A merlin sits on a fencepost north of Fargo. This bird-eating falcon is one of a number of raptors which have taken to urban living over the past couple of decades. Keith Corliss / West Fargo Pioneer

If one is to believe the premise of a recent letter-to-the-editor in the Forum, there is a direct threat to the lives of pets everywhere in the metro area and it's coming from the sky. Even more alarming, your babies are at risk. Or so the letter claimed.

The author was attempting to paint the Fargo-nesting peregrine falcons as "vicious predators" of all you hold dear. Only problem is, it's mistaken, unless you are a small bird outside of town.

A person could make a reasonable argument against peregrines being within Fargo city limits given the fact the bird has no natural history here other than during the brief migratory periods of spring and fall. It's a cliff nesting bird, after all, and there are no natural cliffs in the Red River Valley.

But to make such a case on the basis of threats to leashed pets just doesn't hold water. Peregrines, you see, are almost exclusively bird-eaters. Usually the only time the birds eat something else - like rodents or fish - is when it's pirated from other predators. Oh, and peregrines are open-air hunters and are not seen with any regularity within residential areas.

That's not to say there aren't natural predators in neighborhoods. There are. But odds are it's one of the other raptors which have gained a foothold in urban areas.

Every time someone relates seeing a peregrine sitting on their back fence I smile. Then I try to explain the growing number of Cooper's hawks in town. As recently as 20 years ago, a sighting of a Cooper's hawk would generate a few excited phone calls to other birdwatchers. It was that uncommon. That is not the case anymore.

Cooper's hawks are widespread woodland hawks and will potentially nest in any group of trees; they don't mind residential neighborhoods at all. Today, the birds are found all over town during the nesting season. The diet of Cooper's hawks is not unlike that of peregrines: Mostly birds, but with a few more small mammals such as rabbits and squirrels. Quite commonly, these birds will sit on fences.

A different falcon which has come to outnumber peregrines in the city is yet another recent addition to the urban raptor roster: the merlin. Like Cooper's hawks, these medium-size falcons were darned hard to find a few years ago. A person would have been lucky to see one during fall or spring migration but that was about it. In 2005 Fargo's first merlin nest was recorded. Now there are many in the metro area including West Fargo. That's in keeping with Cornell University's All About Birds website which says, "It is becoming a regular breeder in urban areas." Merlins, like their larger cousins, are bird eaters.

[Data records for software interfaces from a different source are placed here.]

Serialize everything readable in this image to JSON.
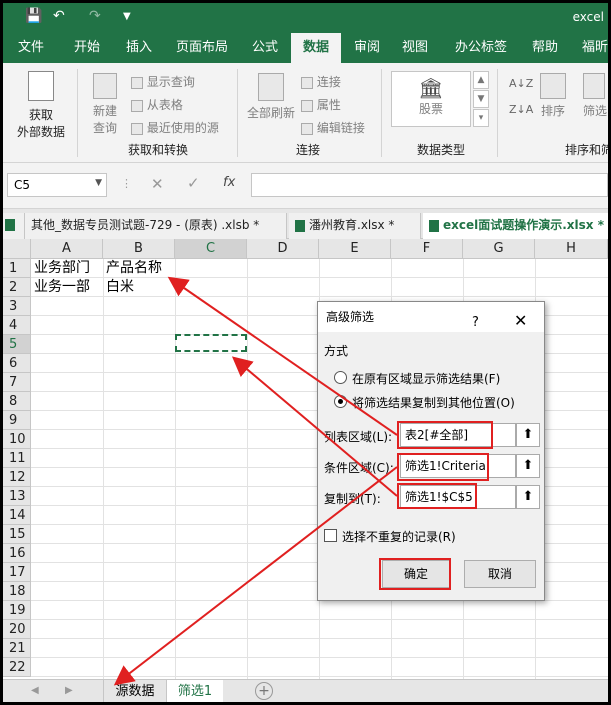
{
  "window": {
    "title": "excel"
  },
  "ribbon_tabs": [
    "文件",
    "开始",
    "插入",
    "页面布局",
    "公式",
    "数据",
    "审阅",
    "视图",
    "办公标签",
    "帮助",
    "福昕"
  ],
  "active_tab": "数据",
  "ribbon": {
    "get_data": "获取\n外部数据",
    "get_data_l1": "获取",
    "get_data_l2": "外部数据",
    "new_query_l1": "新建",
    "new_query_l2": "查询",
    "show_query": "显示查询",
    "from_table": "从表格",
    "recent_sources": "最近使用的源",
    "group_get_transform": "获取和转换",
    "refresh_all_l1": "全部刷新",
    "connections": "连接",
    "properties": "属性",
    "edit_links": "编辑链接",
    "group_connections": "连接",
    "stocks": "股票",
    "group_data_types": "数据类型",
    "sort": "排序",
    "filter": "筛选",
    "group_sort_filter": "排序和筛"
  },
  "formula_bar": {
    "name_box": "C5",
    "fx": "fx",
    "value": ""
  },
  "file_tabs": [
    {
      "label": "其他_数据专员测试题-729 -   (原表) .xlsb *",
      "active": false
    },
    {
      "label": "潘州教育.xlsx *",
      "active": false
    },
    {
      "label": "excel面试题操作演示.xlsx *",
      "active": true
    }
  ],
  "columns": [
    "A",
    "B",
    "C",
    "D",
    "E",
    "F",
    "G",
    "H"
  ],
  "rows": [
    "1",
    "2",
    "3",
    "4",
    "5",
    "6",
    "7",
    "8",
    "9",
    "10",
    "11",
    "12",
    "13",
    "14",
    "15",
    "16",
    "17",
    "18",
    "19",
    "20",
    "21",
    "22"
  ],
  "cells": {
    "A1": "业务部门",
    "B1": "产品名称",
    "A2": "业务一部",
    "B2": "白米"
  },
  "sheets": [
    {
      "label": "源数据",
      "active": false
    },
    {
      "label": "筛选1",
      "active": true
    }
  ],
  "dialog": {
    "title": "高级筛选",
    "help": "?",
    "close": "✕",
    "section": "方式",
    "option1": "在原有区域显示筛选结果(F)",
    "option2": "将筛选结果复制到其他位置(O)",
    "selected_option": 2,
    "list_range_label": "列表区域(L):",
    "list_range_value": "表2[#全部]",
    "criteria_label": "条件区域(C):",
    "criteria_value": "筛选1!Criteria",
    "copy_to_label": "复制到(T):",
    "copy_to_value": "筛选1!$C$5",
    "unique_label": "选择不重复的记录(R)",
    "unique_checked": false,
    "ok": "确定",
    "cancel": "取消"
  },
  "annotation_color": "#e02020"
}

Why these raptors have made the move into populated areas is largely a matter of opinion. Perhaps the best explanation comes from Bismarck birder and N.D. Birding Society's webmaster, Corey Ellingson. He points to the growing number of bird feeders with accompanying concentrations of songbirds.

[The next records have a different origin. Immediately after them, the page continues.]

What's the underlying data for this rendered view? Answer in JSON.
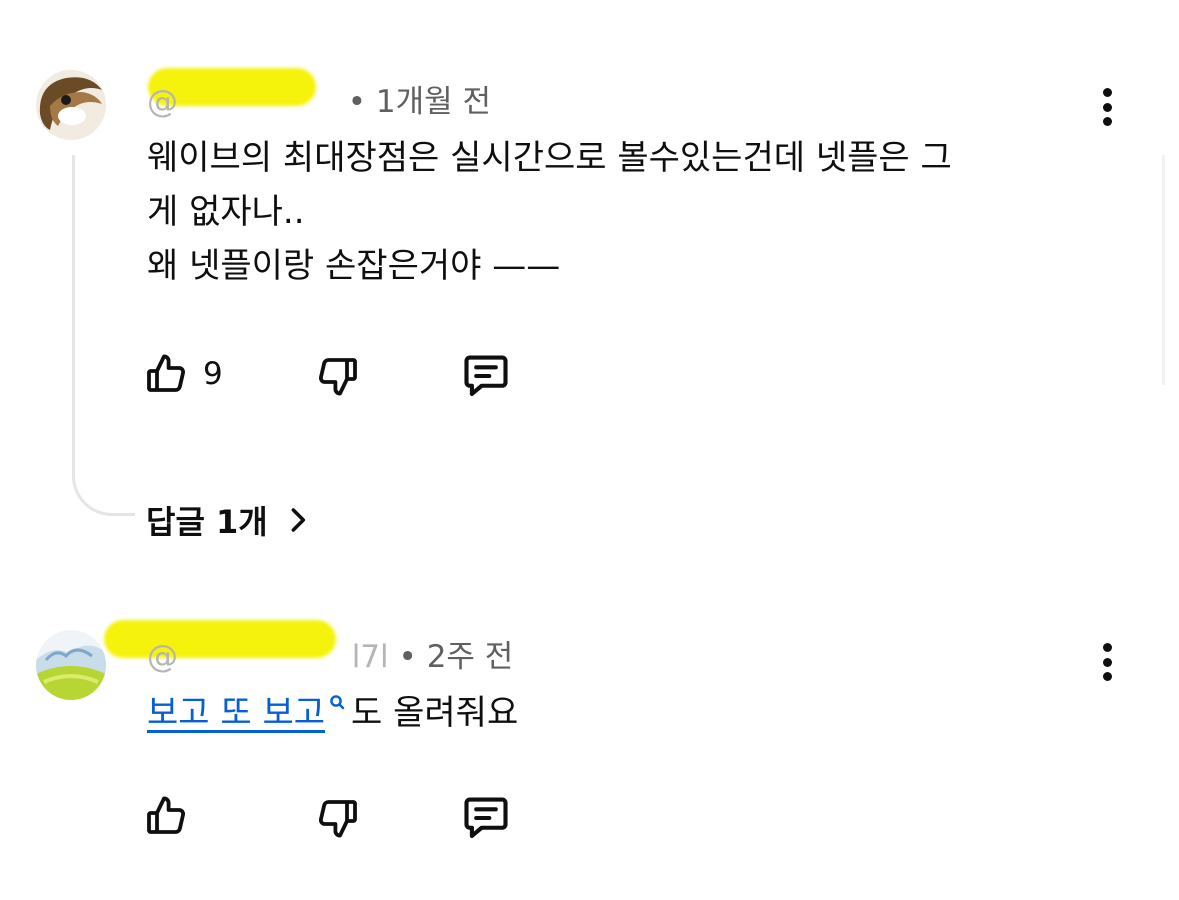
{
  "comments": [
    {
      "handle_visible": "@",
      "time": "1개월 전",
      "lines": [
        "웨이브의 최대장점은 실시간으로 볼수있는건데 넷플은 그",
        "게 없자나..",
        "왜 넷플이랑 손잡은거야 ——"
      ],
      "likes": "9",
      "replies_label": "답글 1개"
    },
    {
      "handle_visible_start": "@",
      "handle_visible_end": "l7l",
      "time": "2주 전",
      "link_text": "보고 또 보고",
      "text_after_link": "도 올려줘요"
    }
  ],
  "separator": "•",
  "icons": {
    "like": "thumb-up-icon",
    "dislike": "thumb-down-icon",
    "reply": "reply-comment-icon",
    "more": "more-vert-icon",
    "chevron": "chevron-right-icon",
    "search": "search-icon"
  },
  "colors": {
    "text": "#0f0f0f",
    "meta": "#606060",
    "link": "#065fd4",
    "redaction": "#f5f200"
  }
}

More to the point is his take on habitat change, and this is where he nails it in my opinion. Ellingson said, "In Bismarck we've seen the expansion of homes into new areas. Now we have woodland habitat where there used to be treeless prairie."

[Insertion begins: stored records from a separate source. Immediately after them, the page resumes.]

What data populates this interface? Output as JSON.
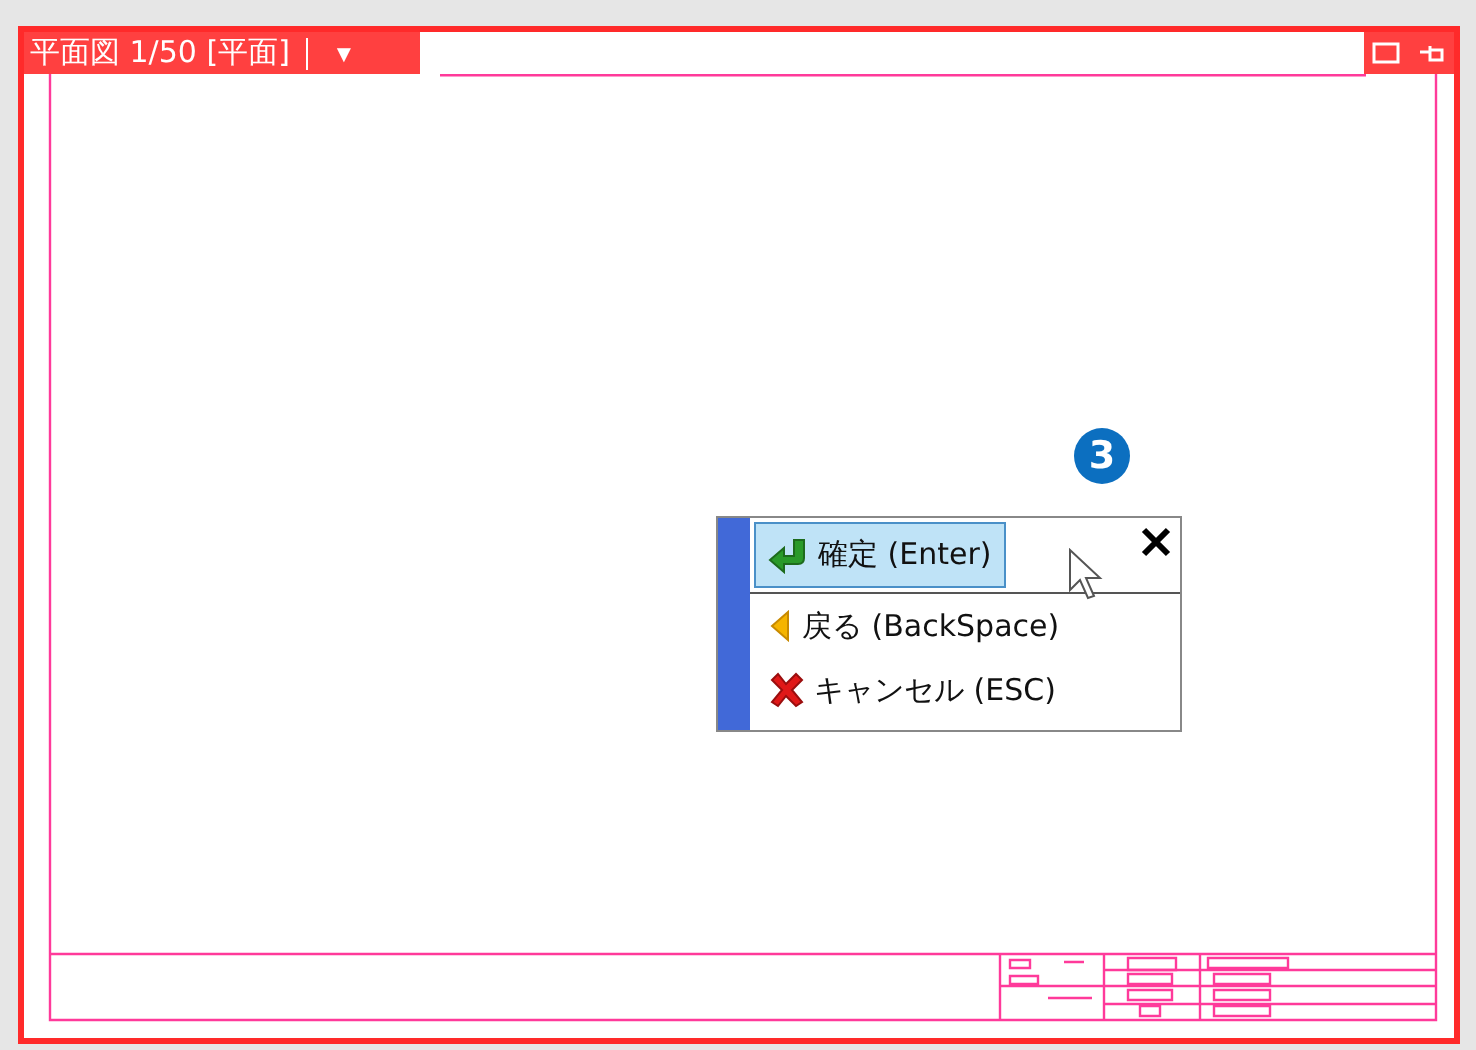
{
  "view_tab": {
    "title": "平面図 1/50 [平面]",
    "dropdown": "▼"
  },
  "popup_menu": {
    "step_badge": "3",
    "items": [
      {
        "kind": "confirm",
        "label": "確定 (Enter)",
        "selected": true
      },
      {
        "kind": "back",
        "label": "戻る (BackSpace)",
        "selected": false
      },
      {
        "kind": "cancel",
        "label": "キャンセル (ESC)",
        "selected": false
      }
    ]
  }
}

The fact that homeowners see a fairly large bird sitting on a fence doesn't mean their pets are threatened. Even a bold swoop doesn't necessarily equate to a direct risk. More likely, the raptor is simply attempting to frighten dogs away from nest areas.

Despite all the urban legends depicting the slaughter of pets by hawks, eagles, owls, or falcons (such as the one about finding nests filled with collars), I've yet to hear a factual account of such events actually occurring.

Facts have a habit of getting in the way of a good story I suppose. It's so easy to make assumptions about critters like raptors. They look somewhat menacing, they come equipped with hooked beaks and sharp talons, and they can appear seemingly out of nowhere, often when we are outside walking pets. But to make the case such predators as peregrine falcons are responsible for Fifi's disappearance is simply erroneous.